Output the records that follow, with every character intact.

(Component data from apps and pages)

────────────────

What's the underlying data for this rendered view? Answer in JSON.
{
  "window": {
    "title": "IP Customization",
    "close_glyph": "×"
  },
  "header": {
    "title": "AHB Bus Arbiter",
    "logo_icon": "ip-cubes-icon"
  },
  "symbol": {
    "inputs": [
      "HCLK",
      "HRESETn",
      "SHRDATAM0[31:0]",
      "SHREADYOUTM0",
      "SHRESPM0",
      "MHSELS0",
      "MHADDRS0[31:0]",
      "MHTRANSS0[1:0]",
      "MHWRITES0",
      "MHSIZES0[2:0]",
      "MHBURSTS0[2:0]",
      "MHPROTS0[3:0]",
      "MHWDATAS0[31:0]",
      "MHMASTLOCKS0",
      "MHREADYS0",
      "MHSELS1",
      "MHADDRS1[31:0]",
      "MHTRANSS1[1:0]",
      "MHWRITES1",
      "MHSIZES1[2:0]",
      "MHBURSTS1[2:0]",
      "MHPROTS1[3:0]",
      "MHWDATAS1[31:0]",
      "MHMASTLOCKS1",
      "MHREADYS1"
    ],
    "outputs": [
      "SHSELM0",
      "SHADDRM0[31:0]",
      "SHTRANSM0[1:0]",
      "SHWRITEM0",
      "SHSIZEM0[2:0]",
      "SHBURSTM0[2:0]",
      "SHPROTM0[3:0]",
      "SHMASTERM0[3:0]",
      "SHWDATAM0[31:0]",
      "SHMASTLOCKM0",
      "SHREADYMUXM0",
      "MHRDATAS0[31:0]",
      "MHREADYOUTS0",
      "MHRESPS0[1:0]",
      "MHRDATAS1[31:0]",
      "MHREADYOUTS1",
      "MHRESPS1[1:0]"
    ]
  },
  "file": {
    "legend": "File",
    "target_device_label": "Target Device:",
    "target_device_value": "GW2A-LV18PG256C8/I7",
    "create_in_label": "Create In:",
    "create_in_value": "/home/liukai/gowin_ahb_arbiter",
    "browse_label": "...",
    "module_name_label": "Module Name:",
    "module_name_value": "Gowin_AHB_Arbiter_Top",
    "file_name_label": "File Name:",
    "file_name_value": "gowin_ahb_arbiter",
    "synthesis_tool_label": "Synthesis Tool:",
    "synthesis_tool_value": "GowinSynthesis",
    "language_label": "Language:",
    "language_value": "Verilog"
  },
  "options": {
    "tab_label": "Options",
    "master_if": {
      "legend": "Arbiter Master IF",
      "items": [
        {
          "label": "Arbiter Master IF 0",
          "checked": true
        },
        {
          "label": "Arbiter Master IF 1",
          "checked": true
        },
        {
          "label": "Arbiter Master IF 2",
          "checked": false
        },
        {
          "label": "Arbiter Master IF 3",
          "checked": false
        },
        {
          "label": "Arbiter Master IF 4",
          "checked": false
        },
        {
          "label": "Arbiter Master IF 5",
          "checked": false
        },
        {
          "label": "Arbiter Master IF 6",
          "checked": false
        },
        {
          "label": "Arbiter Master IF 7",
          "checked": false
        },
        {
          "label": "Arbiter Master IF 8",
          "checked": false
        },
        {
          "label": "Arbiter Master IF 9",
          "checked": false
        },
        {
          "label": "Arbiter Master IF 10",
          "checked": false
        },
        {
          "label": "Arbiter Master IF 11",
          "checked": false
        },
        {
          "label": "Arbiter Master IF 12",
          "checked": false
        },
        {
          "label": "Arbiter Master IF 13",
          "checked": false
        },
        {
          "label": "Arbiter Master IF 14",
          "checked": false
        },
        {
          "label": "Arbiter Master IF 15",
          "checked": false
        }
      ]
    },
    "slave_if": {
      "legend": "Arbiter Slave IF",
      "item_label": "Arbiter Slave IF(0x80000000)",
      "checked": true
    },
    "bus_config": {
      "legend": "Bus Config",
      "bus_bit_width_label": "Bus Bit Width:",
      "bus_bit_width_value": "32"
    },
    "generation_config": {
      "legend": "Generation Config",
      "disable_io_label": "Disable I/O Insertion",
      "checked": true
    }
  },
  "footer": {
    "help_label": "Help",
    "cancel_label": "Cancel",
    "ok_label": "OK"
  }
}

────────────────

• Your solution:
What's the underlying data for this rendered view? Answer in JSON.
{
  "window": {
    "title": "IP Customization",
    "close_glyph": "×"
  },
  "header": {
    "title": "AHB Bus Arbiter",
    "logo_icon": "ip-cubes-icon"
  },
  "symbol": {
    "inputs": [
      "HCLK",
      "HRESETn",
      "SHRDATAM0[31:0]",
      "SHREADYOUTM0",
      "SHRESPM0",
      "MHSELS0",
      "MHADDRS0[31:0]",
      "MHTRANSS0[1:0]",
      "MHWRITES0",
      "MHSIZES0[2:0]",
      "MHBURSTS0[2:0]",
      "MHPROTS0[3:0]",
      "MHWDATAS0[31:0]",
      "MHMASTLOCKS0",
      "MHREADYS0",
      "MHSELS1",
      "MHADDRS1[31:0]",
      "MHTRANSS1[1:0]",
      "MHWRITES1",
      "MHSIZES1[2:0]",
      "MHBURSTS1[2:0]",
      "MHPROTS1[3:0]",
      "MHWDATAS1[31:0]",
      "MHMASTLOCKS1",
      "MHREADYS1"
    ],
    "outputs": [
      "SHSELM0",
      "SHADDRM0[31:0]",
      "SHTRANSM0[1:0]",
      "SHWRITEM0",
      "SHSIZEM0[2:0]",
      "SHBURSTM0[2:0]",
      "SHPROTM0[3:0]",
      "SHMASTERM0[3:0]",
      "SHWDATAM0[31:0]",
      "SHMASTLOCKM0",
      "SHREADYMUXM0",
      "MHRDATAS0[31:0]",
      "MHREADYOUTS0",
      "MHRESPS0[1:0]",
      "MHRDATAS1[31:0]",
      "MHREADYOUTS1",
      "MHRESPS1[1:0]"
    ]
  },
  "file": {
    "legend": "File",
    "target_device_label": "Target Device:",
    "target_device_value": "GW2A-LV18PG256C8/I7",
    "create_in_label": "Create In:",
    "create_in_value": "/home/liukai/gowin_ahb_arbiter",
    "browse_label": "...",
    "module_name_label": "Module Name:",
    "module_name_value": "Gowin_AHB_Arbiter_Top",
    "file_name_label": "File Name:",
    "file_name_value": "gowin_ahb_arbiter",
    "synthesis_tool_label": "Synthesis Tool:",
    "synthesis_tool_value": "GowinSynthesis",
    "language_label": "Language:",
    "language_value": "Verilog"
  },
  "options": {
    "tab_label": "Options",
    "master_if": {
      "legend": "Arbiter Master IF",
      "items": [
        {
          "label": "Arbiter Master IF 0",
          "checked": true
        },
        {
          "label": "Arbiter Master IF 1",
          "checked": true
        },
        {
          "label": "Arbiter Master IF 2",
          "checked": false
        },
        {
          "label": "Arbiter Master IF 3",
          "checked": false
        },
        {
          "label": "Arbiter Master IF 4",
          "checked": false
        },
        {
          "label": "Arbiter Master IF 5",
          "checked": false
        },
        {
          "label": "Arbiter Master IF 6",
          "checked": false
        },
        {
          "label": "Arbiter Master IF 7",
          "checked": false
        },
        {
          "label": "Arbiter Master IF 8",
          "checked": false
        },
        {
          "label": "Arbiter Master IF 9",
          "checked": false
        },
        {
          "label": "Arbiter Master IF 10",
          "checked": false
        },
        {
          "label": "Arbiter Master IF 11",
          "checked": false
        },
        {
          "label": "Arbiter Master IF 12",
          "checked": false
        },
        {
          "label": "Arbiter Master IF 13",
          "checked": false
        },
        {
          "label": "Arbiter Master IF 14",
          "checked": false
        },
        {
          "label": "Arbiter Master IF 15",
          "checked": false
        }
      ]
    },
    "slave_if": {
      "legend": "Arbiter Slave IF",
      "item_label": "Arbiter Slave IF(0x80000000)",
      "checked": true
    },
    "bus_config": {
      "legend": "Bus Config",
      "bus_bit_width_label": "Bus Bit Width:",
      "bus_bit_width_value": "32"
    },
    "generation_config": {
      "legend": "Generation Config",
      "disable_io_label": "Disable I/O Insertion",
      "checked": true
    }
  },
  "footer": {
    "help_label": "Help",
    "cancel_label": "Cancel",
    "ok_label": "OK"
  }
}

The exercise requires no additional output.